To be fair, the whole point of arming these lunatics (and simultaneously turning a blind eye to the fact that they were lunatics) in the first place was to help remove an Iran-friendly regime in Damascus. This is at least in part due to Saudi pressure - the Sunni autocracy in Saudi is completely paranoid about perceived Shia expansionism (Iran being a Shia-dominated country). This is despite the fact that the Shia constitute a numerical majority in something like four out of 57 Islamic countries. But while both the Saudi despots and IS are predominantly Sunni - and the former has funded the latter in lavish style - IS has little love for any of the Gulf monarchies.
Anyway, here's the latest from Patrick Cockburn (who suggests the US may not be telling the whole truth about its stance on Assad).
The new Iraqi government under Prime Minister Haider al-Abadi remains sectarian, with even more members of the ruling Shia Dawa party than before. The Kurds were press-ganged by the US into joining it though none of their outstanding demands has been satisfied.http://www.independent.co.uk/news/world ... 27847.html
In Syria, the US is to bolster the “moderate” Syrian rebels who are to be trained in Saudi Arabia. The Syrian military opposition on the ground is dominated by jihadis, of which Isis, with control of 35 per cent of the country, is the most powerful.
The US air power should be enough to prevent Isis capturing the Kurdish capital Irbil or launching a successful assault on Baghdad. It might also be employed to save Aleppo or Hama from Isis. But without American forward air observers embedded in Iraqi units, as happened in Afghanistan in 2001 and Iraqi Kurdistan in 2003, the Iraqi army is unlikely to make real progress on the ground. Given that the Sunni community is likely to fight the Shia-dominated army to the last man or flee in front of it, this may be no bad thing.
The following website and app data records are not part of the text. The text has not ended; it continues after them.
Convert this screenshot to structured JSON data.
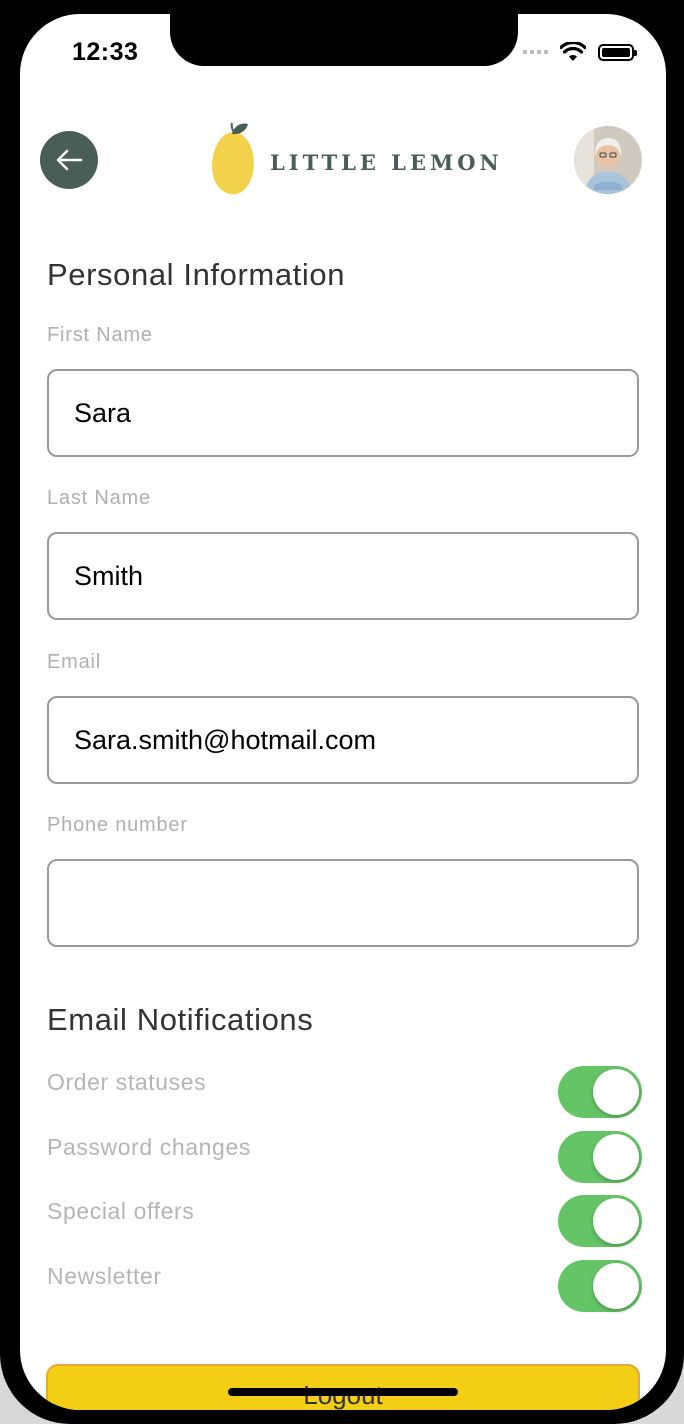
{
  "status_bar": {
    "time": "12:33"
  },
  "header": {
    "back_icon": "arrow-left-icon",
    "logo_text": "LITTLE LEMON",
    "avatar_icon": "profile-photo"
  },
  "personal_info": {
    "title": "Personal Information",
    "first_name": {
      "label": "First Name",
      "value": "Sara"
    },
    "last_name": {
      "label": "Last Name",
      "value": "Smith"
    },
    "email": {
      "label": "Email",
      "value": "Sara.smith@hotmail.com"
    },
    "phone": {
      "label": "Phone number",
      "value": ""
    }
  },
  "notifications": {
    "title": "Email Notifications",
    "items": [
      {
        "label": "Order statuses",
        "enabled": true
      },
      {
        "label": "Password changes",
        "enabled": true
      },
      {
        "label": "Special offers",
        "enabled": true
      },
      {
        "label": "Newsletter",
        "enabled": true
      }
    ]
  },
  "logout_label": "Logout",
  "colors": {
    "primary": "#495e57",
    "accent": "#f4ce14",
    "toggle_on": "#65c466"
  }
}
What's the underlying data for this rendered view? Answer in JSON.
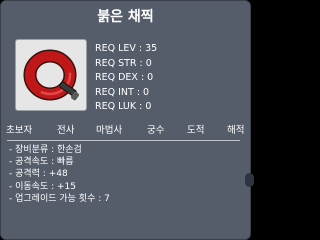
{
  "item": {
    "name": "붉은 채찍",
    "icon": "red-whip-icon",
    "requirements": [
      {
        "label": "REQ LEV : 35"
      },
      {
        "label": "REQ STR : 0"
      },
      {
        "label": "REQ DEX : 0"
      },
      {
        "label": "REQ INT : 0"
      },
      {
        "label": "REQ LUK : 0"
      }
    ],
    "classes": [
      "초보자",
      "전사",
      "마법사",
      "궁수",
      "도적",
      "해적"
    ],
    "stats": [
      "- 장비분류 : 한손검",
      "- 공격속도 : 빠름",
      "- 공격력 : +48",
      "- 이동속도 : +15",
      "- 업그레이드 가능 횟수 : 7"
    ]
  },
  "colors": {
    "panel": "#555d6b",
    "icon_red": "#c01818",
    "icon_handle": "#3a3a3a"
  }
}
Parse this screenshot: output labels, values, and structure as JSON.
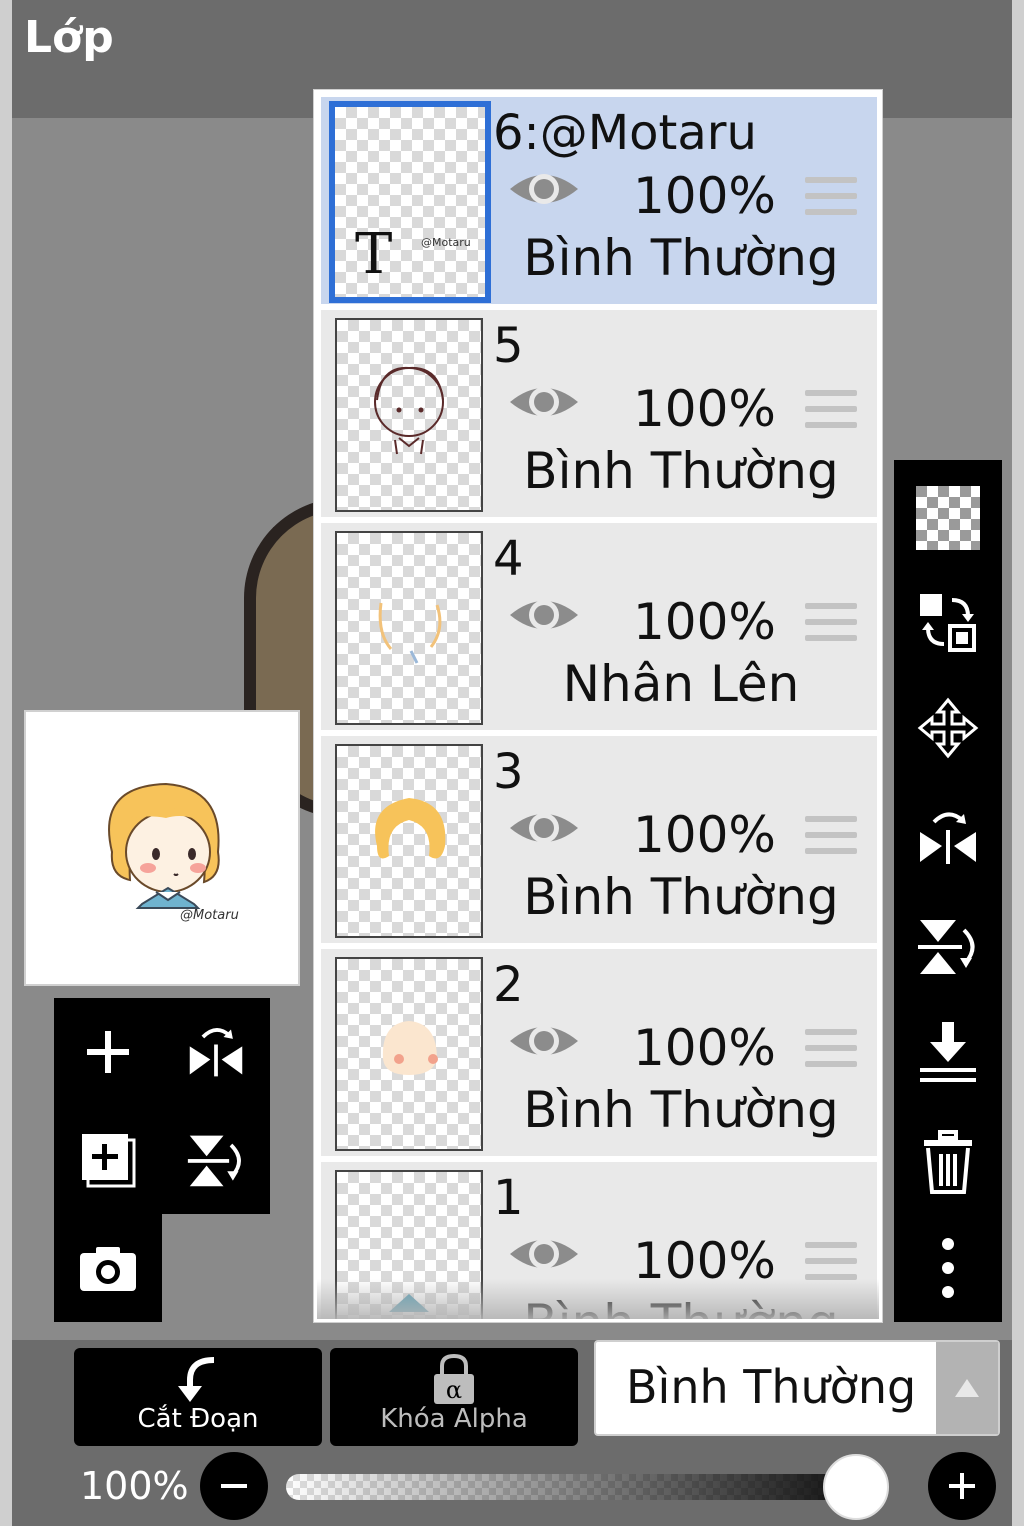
{
  "header": {
    "title": "Lớp"
  },
  "layers": [
    {
      "name": "6:@Motaru",
      "opacity": "100%",
      "blend": "Bình Thường",
      "visible": true,
      "selected": true,
      "thumb_sign": "@Motaru"
    },
    {
      "name": "5",
      "opacity": "100%",
      "blend": "Bình Thường",
      "visible": true,
      "selected": false
    },
    {
      "name": "4",
      "opacity": "100%",
      "blend": "Nhân Lên",
      "visible": true,
      "selected": false
    },
    {
      "name": "3",
      "opacity": "100%",
      "blend": "Bình Thường",
      "visible": true,
      "selected": false
    },
    {
      "name": "2",
      "opacity": "100%",
      "blend": "Bình Thường",
      "visible": true,
      "selected": false
    },
    {
      "name": "1",
      "opacity": "100%",
      "blend": "Bình Thường",
      "visible": true,
      "selected": false
    }
  ],
  "preview": {
    "signature": "@Motaru"
  },
  "bottom_bar": {
    "clip_label": "Cắt Đoạn",
    "alpha_lock_label": "Khóa Alpha",
    "blend_mode": "Bình Thường",
    "opacity_label": "100%",
    "opacity_value": 1.0
  },
  "colors": {
    "selected_row": "#c8d6ee",
    "selected_border": "#2e6fd6",
    "toolbar_bg": "#000000",
    "header_bg": "#6c6c6c",
    "canvas_bg": "#8a8a8a"
  },
  "icons": {
    "right_toolbar": [
      "transparent-fill-icon",
      "swap-layers-icon",
      "move-icon",
      "flip-horizontal-icon",
      "flip-vertical-icon",
      "merge-down-icon",
      "trash-icon",
      "more-vertical-icon"
    ],
    "left_toolbar": [
      "add-layer-icon",
      "flip-horizontal-icon",
      "add-copy-layer-icon",
      "flip-vertical-icon",
      "camera-icon"
    ]
  }
}
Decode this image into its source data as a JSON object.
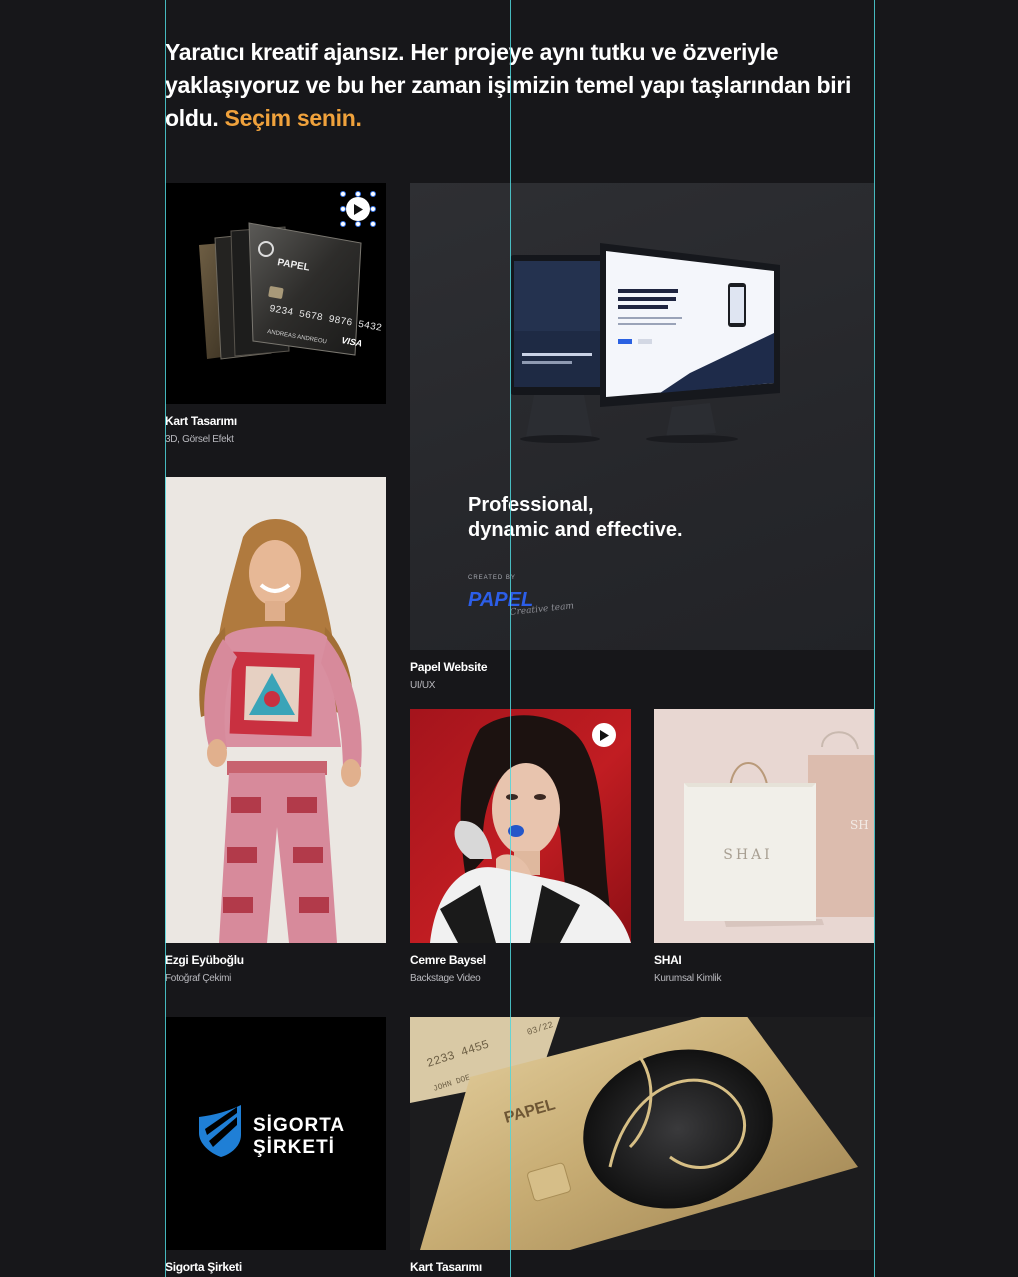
{
  "intro": {
    "text": "Yaratıcı kreatif ajansız. Her projeye aynı tutku ve özveriyle yaklaşıyoruz ve bu her zaman işimizin temel yapı taşlarından biri oldu.",
    "accent": "Seçim senin."
  },
  "colors": {
    "background": "#17171a",
    "accent": "#f0a23c",
    "guide": "#4fd6dc"
  },
  "projects": [
    {
      "title": "Kart Tasarımı",
      "subtitle": "3D, Görsel Efekt",
      "icon": "play-icon"
    },
    {
      "title": "Papel Website",
      "subtitle": "UI/UX"
    },
    {
      "title": "Ezgi Eyüboğlu",
      "subtitle": "Fotoğraf Çekimi"
    },
    {
      "title": "Cemre Baysel",
      "subtitle": "Backstage Video",
      "icon": "play-icon"
    },
    {
      "title": "SHAI",
      "subtitle": "Kurumsal Kimlik"
    },
    {
      "title": "Sigorta Şirketi",
      "subtitle": ""
    },
    {
      "title": "Kart Tasarımı",
      "subtitle": ""
    }
  ],
  "images": {
    "card": {
      "brand": "PAPEL",
      "number": "9234 5678 9876 5432",
      "holder": "ANDREAS ANDREOU",
      "network": "VISA"
    },
    "website": {
      "headline_1": "Professional,",
      "headline_2": "dynamic and effective.",
      "created_by": "CREATED BY",
      "logo": "PAPEL",
      "signature": "Creative team"
    },
    "shai": {
      "logo": "SHAI"
    },
    "sigorta": {
      "line_1": "SİGORTA",
      "line_2": "ŞİRKETİ"
    },
    "gold_card": {
      "number": "2233 4455",
      "expiry": "03/22",
      "holder": "JOHN DOE",
      "brand": "PAPEL"
    }
  }
}
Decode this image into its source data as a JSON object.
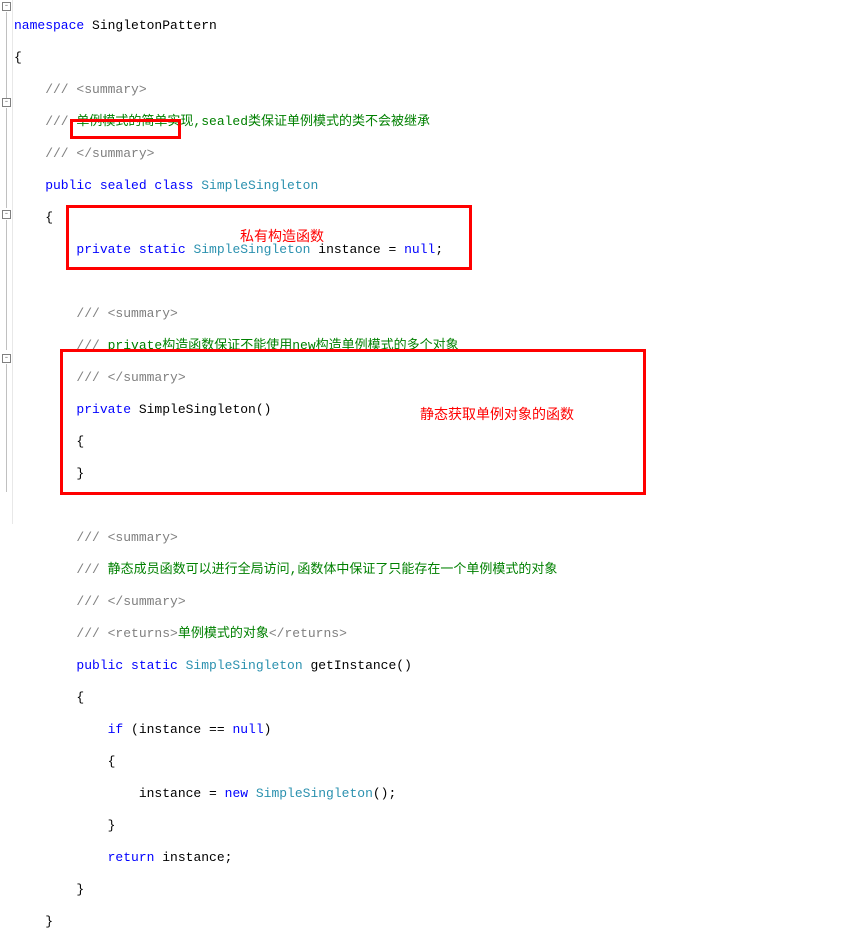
{
  "code": {
    "l1_ns": "namespace",
    "l1_name": " SingletonPattern",
    "l2": "{",
    "l3a": "    /// ",
    "l3b": "<summary>",
    "l4a": "    ///",
    "l4b": " 单例模式的简单实现,sealed类保证单例模式的类不会被继承",
    "l5a": "    /// ",
    "l5b": "</summary>",
    "l6a": "    public",
    "l6b": " sealed",
    "l6c": " class",
    "l6d": " SimpleSingleton",
    "l7": "    {",
    "l8a": "        private",
    "l8b": " static",
    "l8c": " SimpleSingleton",
    "l8d": " instance = ",
    "l8e": "null",
    "l8f": ";",
    "l10a": "        /// ",
    "l10b": "<summary>",
    "l11a": "        ///",
    "l11b": " private构造函数保证不能使用new构造单例模式的多个对象",
    "l12a": "        /// ",
    "l12b": "</summary>",
    "l13a": "        private",
    "l13b": " SimpleSingleton()",
    "l14": "        {",
    "l15": "        }",
    "l17a": "        /// ",
    "l17b": "<summary>",
    "l18a": "        ///",
    "l18b": " 静态成员函数可以进行全局访问,函数体中保证了只能存在一个单例模式的对象",
    "l19a": "        /// ",
    "l19b": "</summary>",
    "l20a": "        /// ",
    "l20b": "<returns>",
    "l20c": "单例模式的对象",
    "l20d": "</returns>",
    "l21a": "        public",
    "l21b": " static",
    "l21c": " SimpleSingleton",
    "l21d": " getInstance()",
    "l22": "        {",
    "l23a": "            if",
    "l23b": " (instance == ",
    "l23c": "null",
    "l23d": ")",
    "l24": "            {",
    "l25a": "                instance = ",
    "l25b": "new",
    "l25c": " SimpleSingleton",
    "l25d": "();",
    "l26": "            }",
    "l27a": "            return",
    "l27b": " instance;",
    "l28": "        }",
    "l29": "    }"
  },
  "annotations": {
    "a1": "私有构造函数",
    "a2": "静态获取单例对象的函数"
  }
}
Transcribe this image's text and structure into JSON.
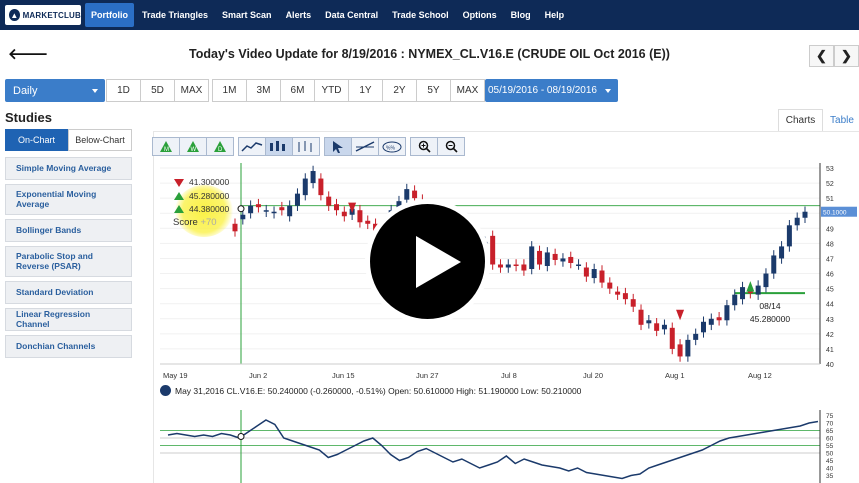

Change does not roll in on the wheels of inevitability, but comes through continuous struggle.